THE HAUNTED HOUSE
By JP BROWN
I was out in the countryside in an old farm house looking after my employer’s property. I was just a humble man servant, serving the old man with my girlfriend, the housemaid of the house. We were miles from anywhere and the old farmhouse stood alone and deserted in the dark landscape as dusk fell. It grew steadily darker and after we had had our supper in the kitchen, we retired to the servant’s quarters at the back of the house for a good night’s rest. I could still hear all movement in the house from my room, and would be aware of any breaking attempts or intrusion. Me and the girl laughed a bit and fooled around in bed, but the night grew deathly still as midnight approached. An eerie silence fell over the place, and I grew deathly afraid of the witching hour, as the old grandfather clock in the house struck twelve. It was then in the dark midnight that I heard those footsteps from hell from deep inside the great halls of that old house. It sounded like medieval boots falling on the wooden flooring, the loud clacking of those ancient heels, drove a chill up my spine. By his stomping about in the kitchen and halls, the man seemed possessed, and it drove my mind and thoughts to fear of the unknown. I had no weapon to defend myself against such a madman, and I feared for my life, and that of the girl. She clung unto me under the sheets of the bed, and I was too afraid to make a move. Still the mad demon of man stomped back and forth outside in the hall, and the clack-clack-clacking of his ancient heels rang loud and clear in the black moonless night.
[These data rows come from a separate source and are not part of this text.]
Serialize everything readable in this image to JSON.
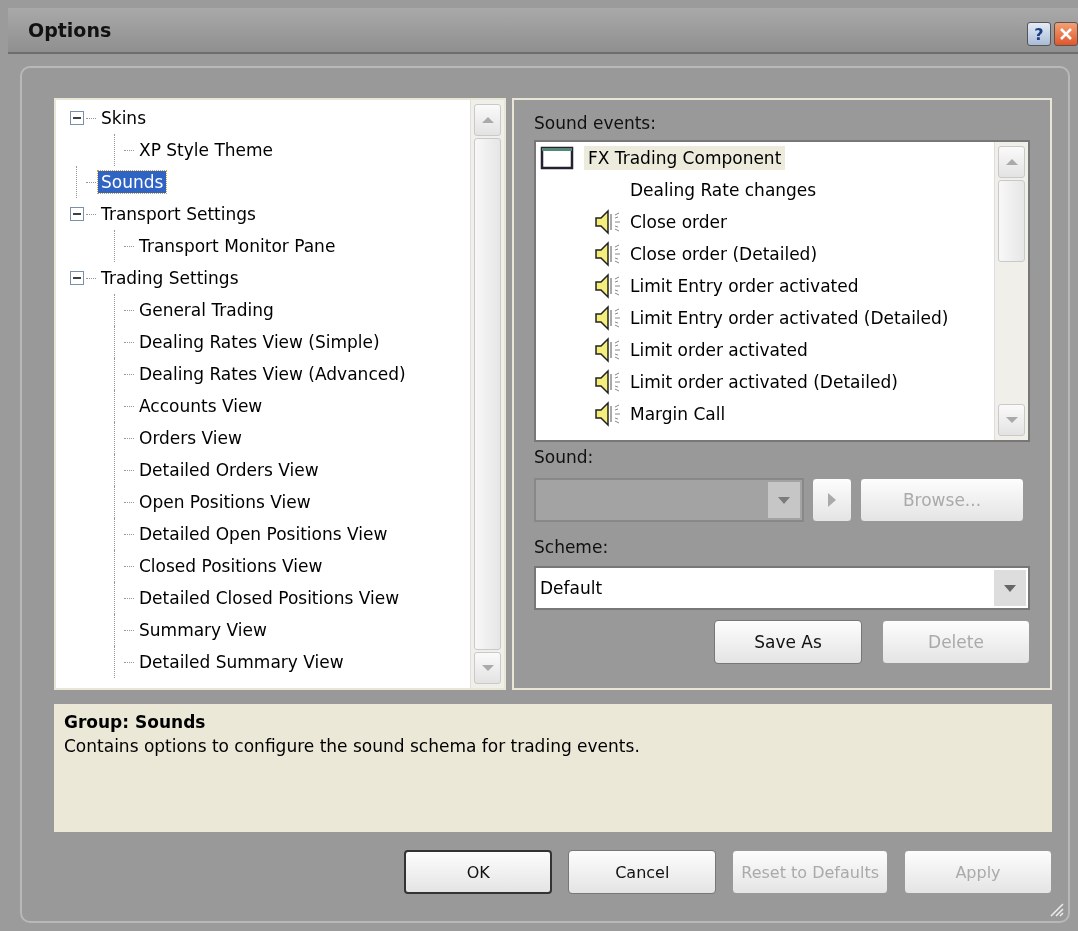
{
  "window": {
    "title": "Options",
    "help": "?"
  },
  "tree": [
    {
      "label": "Skins",
      "expanded": true,
      "selected": false,
      "children": [
        {
          "label": "XP Style Theme",
          "selected": false
        }
      ]
    },
    {
      "label": "Sounds",
      "selected": true
    },
    {
      "label": "Transport Settings",
      "expanded": true,
      "selected": false,
      "children": [
        {
          "label": "Transport Monitor Pane",
          "selected": false
        }
      ]
    },
    {
      "label": "Trading Settings",
      "expanded": true,
      "selected": false,
      "children": [
        {
          "label": "General Trading",
          "selected": false
        },
        {
          "label": "Dealing Rates View (Simple)",
          "selected": false
        },
        {
          "label": "Dealing Rates View (Advanced)",
          "selected": false
        },
        {
          "label": "Accounts View",
          "selected": false
        },
        {
          "label": "Orders View",
          "selected": false
        },
        {
          "label": "Detailed Orders View",
          "selected": false
        },
        {
          "label": "Open Positions View",
          "selected": false
        },
        {
          "label": "Detailed Open Positions View",
          "selected": false
        },
        {
          "label": "Closed Positions View",
          "selected": false
        },
        {
          "label": "Detailed Closed Positions View",
          "selected": false
        },
        {
          "label": "Summary View",
          "selected": false
        },
        {
          "label": "Detailed Summary View",
          "selected": false
        }
      ]
    }
  ],
  "sound_events": {
    "label": "Sound events:",
    "root": {
      "label": "FX Trading Component",
      "highlighted": true
    },
    "items": [
      {
        "label": "Dealing Rate changes",
        "kind": "plain"
      },
      {
        "label": "Close order",
        "kind": "sound"
      },
      {
        "label": "Close order (Detailed)",
        "kind": "sound"
      },
      {
        "label": "Limit Entry order activated",
        "kind": "sound"
      },
      {
        "label": "Limit Entry order activated (Detailed)",
        "kind": "sound"
      },
      {
        "label": "Limit order activated",
        "kind": "sound"
      },
      {
        "label": "Limit order activated (Detailed)",
        "kind": "sound"
      },
      {
        "label": "Margin Call",
        "kind": "sound"
      }
    ]
  },
  "sound": {
    "label": "Sound:",
    "disabled": true
  },
  "play_button": {
    "disabled": true
  },
  "browse_button": {
    "label": "Browse...",
    "disabled": true
  },
  "scheme": {
    "label": "Scheme:",
    "value": "Default"
  },
  "scheme_buttons": [
    {
      "label": "Save As",
      "disabled": false
    },
    {
      "label": "Delete",
      "disabled": true
    }
  ],
  "description": {
    "title": "Group: Sounds",
    "text": "Contains options to configure the sound schema for trading events."
  },
  "buttons": [
    {
      "label": "OK",
      "default": true,
      "disabled": false
    },
    {
      "label": "Cancel",
      "default": false,
      "disabled": false
    },
    {
      "label": "Reset to Defaults",
      "default": false,
      "disabled": true
    },
    {
      "label": "Apply",
      "default": false,
      "disabled": true
    }
  ]
}
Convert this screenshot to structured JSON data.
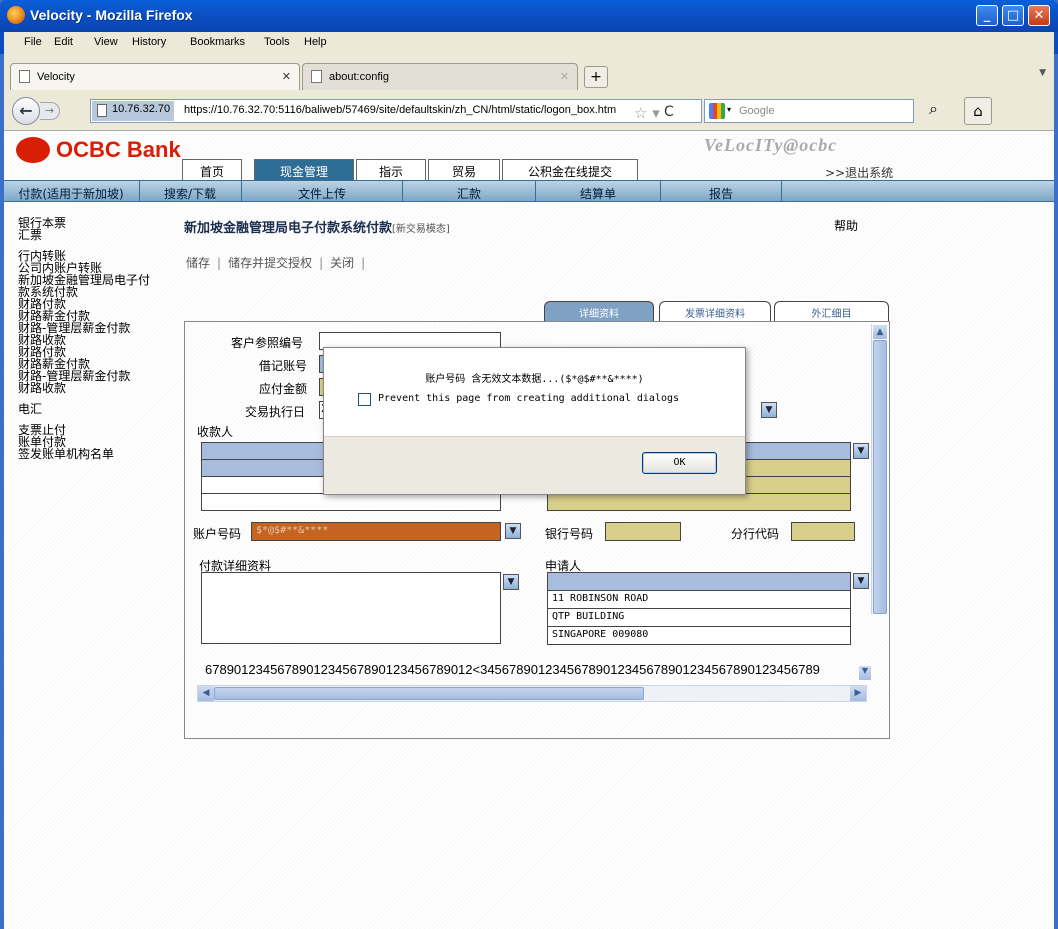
{
  "window": {
    "title": "Velocity - Mozilla Firefox"
  },
  "menu": [
    "File",
    "Edit",
    "View",
    "History",
    "Bookmarks",
    "Tools",
    "Help"
  ],
  "tabs": [
    {
      "label": "Velocity",
      "active": true
    },
    {
      "label": "about:config",
      "active": false
    }
  ],
  "nav": {
    "identity": "10.76.32.70",
    "url": "https://10.76.32.70:5116/baliweb/57469/site/defaultskin/zh_CN/html/static/logon_box.htm",
    "search_placeholder": "Google"
  },
  "header": {
    "brand": "OCBC Bank",
    "velocity": "VeLocITy@ocbc",
    "main_tabs": [
      "首页",
      "现金管理",
      "指示",
      "贸易",
      "公积金在线提交"
    ],
    "logout": ">>退出系统",
    "subnav": [
      "付款(适用于新加坡)",
      "搜索/下载",
      "文件上传",
      "汇款",
      "结算单",
      "报告"
    ]
  },
  "sidebar": {
    "groups": [
      [
        "银行本票",
        "汇票"
      ],
      [
        "行内转账",
        "公司内账户转账",
        "新加坡金融管理局电子付",
        "款系统付款",
        "财路付款",
        "财路薪金付款",
        "财路-管理层薪金付款",
        "财路收款",
        "财路付款",
        "财路薪金付款",
        "财路-管理层薪金付款",
        "财路收款"
      ],
      [
        "电汇"
      ],
      [
        "支票止付",
        "账单付款",
        "签发账单机构名单"
      ]
    ]
  },
  "page": {
    "title": "新加坡金融管理局电子付款系统付款",
    "title_note": "[新交易模态]",
    "help": "帮助",
    "actions": [
      "储存",
      "储存并提交授权",
      "关闭"
    ],
    "detail_tabs": [
      "详细资料",
      "发票详细资料",
      "外汇细目"
    ]
  },
  "form": {
    "customer_ref_label": "客户参照编号",
    "debit_account_label": "借记账号",
    "amount_label": "应付金额",
    "exec_date_label": "交易执行日",
    "exec_date_value": "2",
    "payee_label": "收款人",
    "account_no_label": "账户号码",
    "account_no_value": "$*@$#**&****",
    "bank_code_label": "银行号码",
    "branch_code_label": "分行代码",
    "payment_details_label": "付款详细资料",
    "applicant_label": "申请人",
    "applicant_lines": [
      "11 ROBINSON ROAD",
      "QTP BUILDING",
      "SINGAPORE 009080"
    ],
    "long_text": "6789012345678901234567890123456789012<34567890123456789012345678901234567890123456789"
  },
  "dialog": {
    "message": "账户号码 含无效文本数据...($*@$#**&****)",
    "checkbox_label": "Prevent this page from creating additional dialogs",
    "ok_label": "OK"
  },
  "colors": {
    "titlebar": "#0b4cc0",
    "accent": "#2e6d96",
    "brand": "#d81e05"
  }
}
Now those boots could be heard outside our door, as the ancient spirit of darkness cursed and mumbled to himself. Then the clacking heels stomped away again into the darkness. It was a night of fear and madness, as the dark evil hours stretched out like eternity until the break of day. Just before dawn, his last clacking footsteps could be heard, fading away with the slamming of the front door and his apparent departure before light. I was never more pleased to see a sunrise, for I was sure that the damned one in the night, had come to take my soul with him to hell. I told the master of the house on his return, that I wanted no more of this place, and resigned forthwith. Me and the girl travelled far from that old house and its dark spectre, and it would never again see likes of me near its haunted hallways. One brush with a ghost had been enough for me.